We have received the following reports regarding the recent memorable Kindertransport train journey from Liverpool Street to Harwich.
"I felt privileged to be allowed to join as a second generation participant, but with a legacy of my own - the memories of the ordeals of my own parents before they made it to Britain from Berlin in 1938. Although their ship had docked in Southampton, the ‘Nicholas Winton Train’ became symbolic of their journey to a new life and a new freedom. I thought about them a lot on that train to Harwich.
On arrival on Platform 6, I found myself embraced by the Austrian Ambassador and welcomed by Tobias, a young, vibrant Austrian man who had come along with the Ambassador. Tobias stayed for the ride and his conversation during the day made me aware of a new compassion and awareness in someone young and hopeful which we don't often come across in a world that all too often seems ferocious and unlistening.
I was uplifted by the extraordinary welcome in Harwich for all the Kindertransport survivors who had had the courage to make this journey. The entire occasion was extremely moving: the children’s applause as we got off the train, the warm welcoming speeches, the individual posies for all the Kinder, the special tour of Harwich on the old red bus with its vintage seating - great stuff! It was wonderful to see sea and be transported so expertly and in such style to surprise places.
The service at St Nicholas Church was very moving and what a beautiful thought to show us in the wonderful atmosphere of the Electric Palace Cinema old Pathé clips of newsreels of the Kinder’s arrival in England. It rather reminded me of the Saturday morning pics of my youth. I was very moved to have Kinder sitting next to me right there and very touched to spot Tobias struggling with a battered umbrella when the rains came to cover Harry, one of the Kinder, as they sought refuge during the break.
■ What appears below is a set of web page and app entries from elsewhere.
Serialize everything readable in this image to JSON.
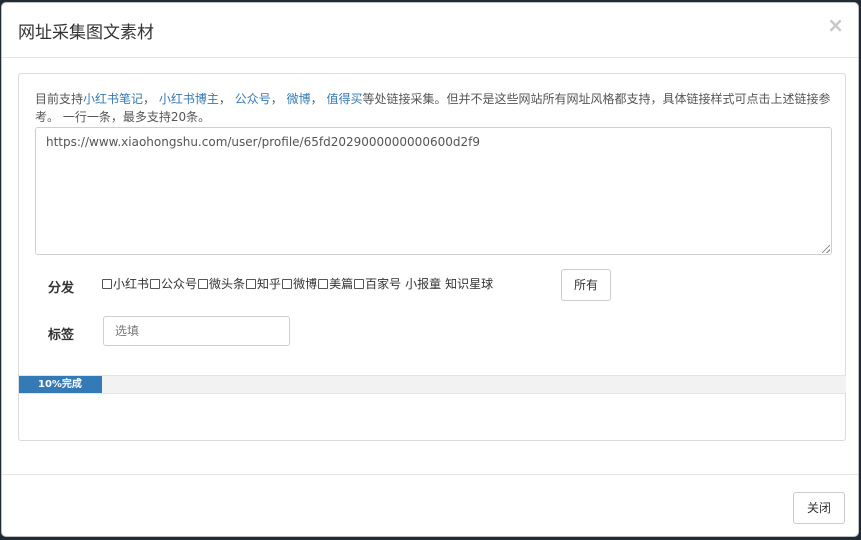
{
  "modal": {
    "title": "网址采集图文素材",
    "close_symbol": "×"
  },
  "description": {
    "prefix": "目前支持",
    "links": [
      "小红书笔记",
      "小红书博主",
      "公众号",
      "微博",
      "值得买"
    ],
    "separator": "，",
    "suffix": "等处链接采集。但并不是这些网站所有网址风格都支持，具体链接样式可点击上述链接参考。 一行一条，最多支持20条。"
  },
  "url_input": {
    "value": "https://www.xiaohongshu.com/user/profile/65fd2029000000000600d2f9"
  },
  "distribute": {
    "label": "分发",
    "checkbox_options": [
      "小红书",
      "公众号",
      "微头条",
      "知乎",
      "微博",
      "美篇",
      "百家号"
    ],
    "plain_options": [
      "小报童",
      "知识星球"
    ],
    "all_button": "所有"
  },
  "tags": {
    "label": "标签",
    "placeholder": "选填"
  },
  "progress": {
    "label": "10%完成",
    "percent": 10,
    "color": "#337ab7"
  },
  "footer": {
    "close_button": "关闭"
  }
}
Some of us stumbled in the rain towards an elegant hotel which served up a lovely menu. It was good to talk, just as it was good to have a day alone for reflection and for loving, if painful, memory.
The inclusion of the children of today as part of an experience of this kind is inspirational and it’s good to know that their own endeavours will go towards helping other refugee children. Many thanks to the AJR for all their original thought and work in this."
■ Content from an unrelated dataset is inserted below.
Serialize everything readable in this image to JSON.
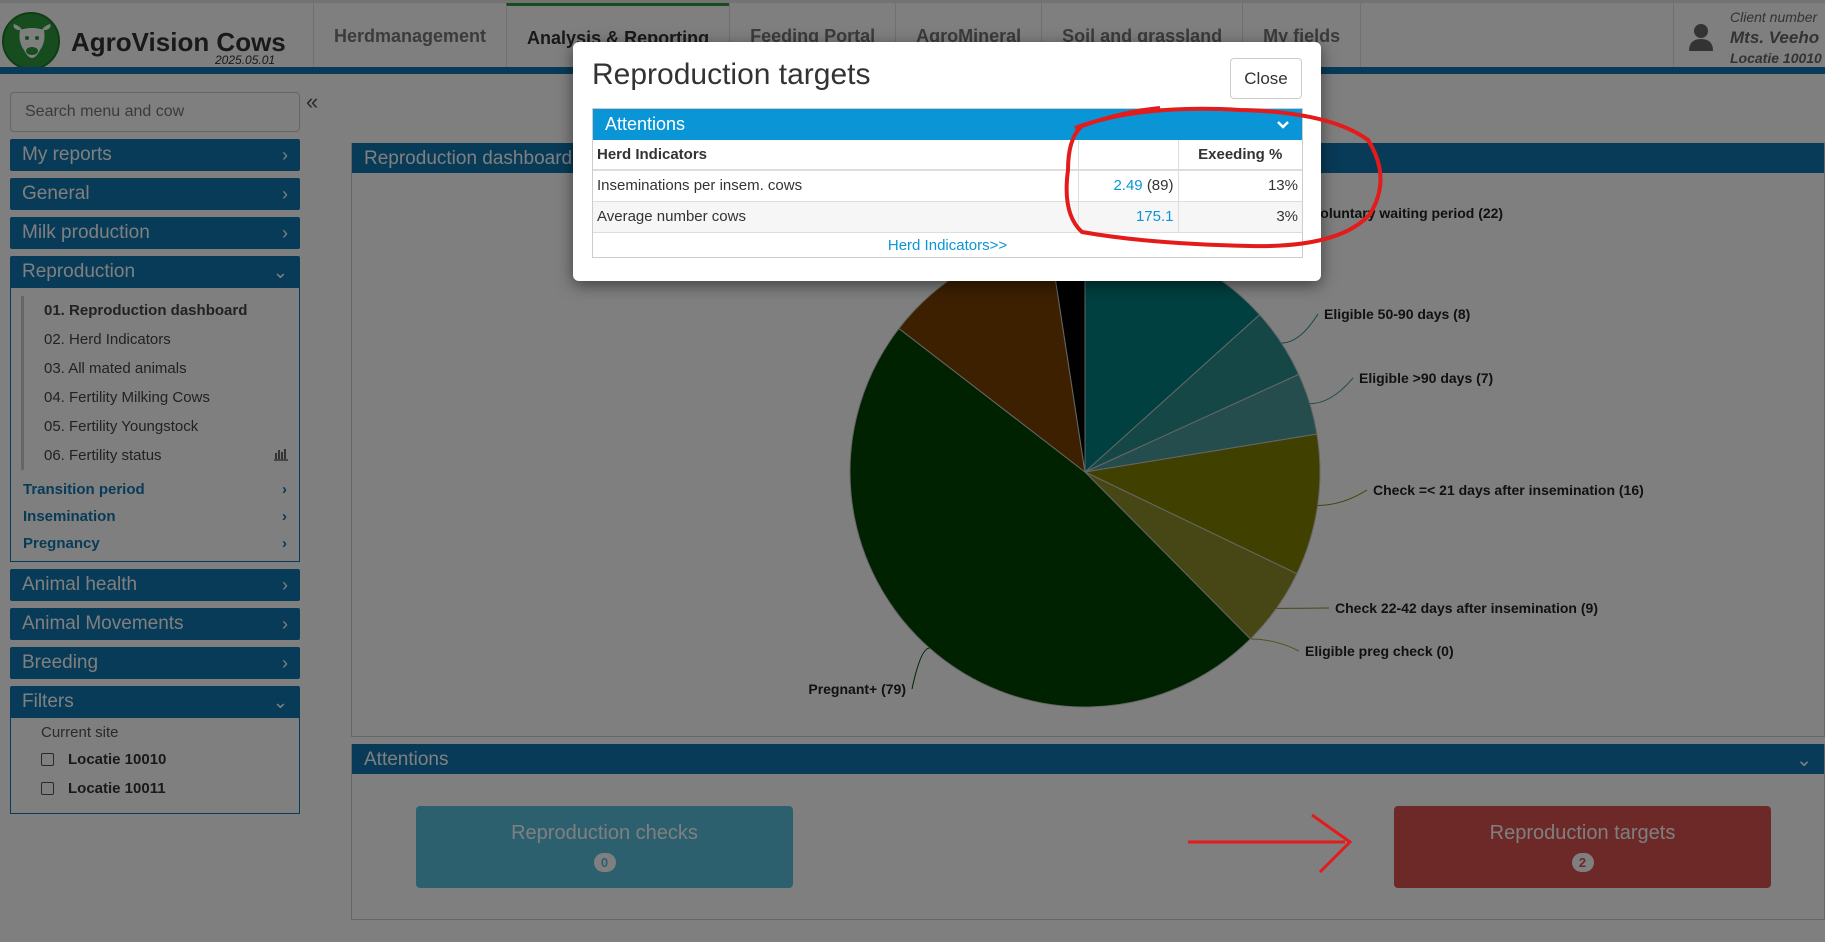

Yvonne Klemperer, 2nd Generation participant
"I wanted to thank AJR staff for their help with the day trip to Harwich, in facilitating contact with the Kinder, encouraging and supporting the day. I was really impressed with Board of Deputies’ President Jonathan Arkush: nobody could have expressed better my feelings about the need to learn from Europe’s painful history and to apply those lessons to our world today, both in extending compassion to victims of the current refugee crisis and in the constant need to guard against all kinds of prejudice and intolerance. Through education of our younger generation we may hope to avoid repeating the mistakes of the past and leave a better world for our own children.
I was rather nervous about inviting people who are Jewish - or at least highly likely to be Jewish - to a Christian church. I’m not particularly religious myself but it seems to have been well received as appropriate to give thanks in a house of God, there being no synagogue in Harwich of course.
It’s still something of a work in progress due to the schools being preoccupied with SATs and Ofsted reports, but we hope to raise between £20k and £40k for child refugee causes relating to the current crisis and thereby not only teach the next generation about the history of the Kindertransport but also make a positive difference to those less fortunate than ourselves.
I’m not quite sure what will come next but I don’t think this will be the end of it. There is much to be learnt from the story of the Kindertransport."
Peter Hedderly, Harwich Event Organiser
Please click here for some photographs from the event.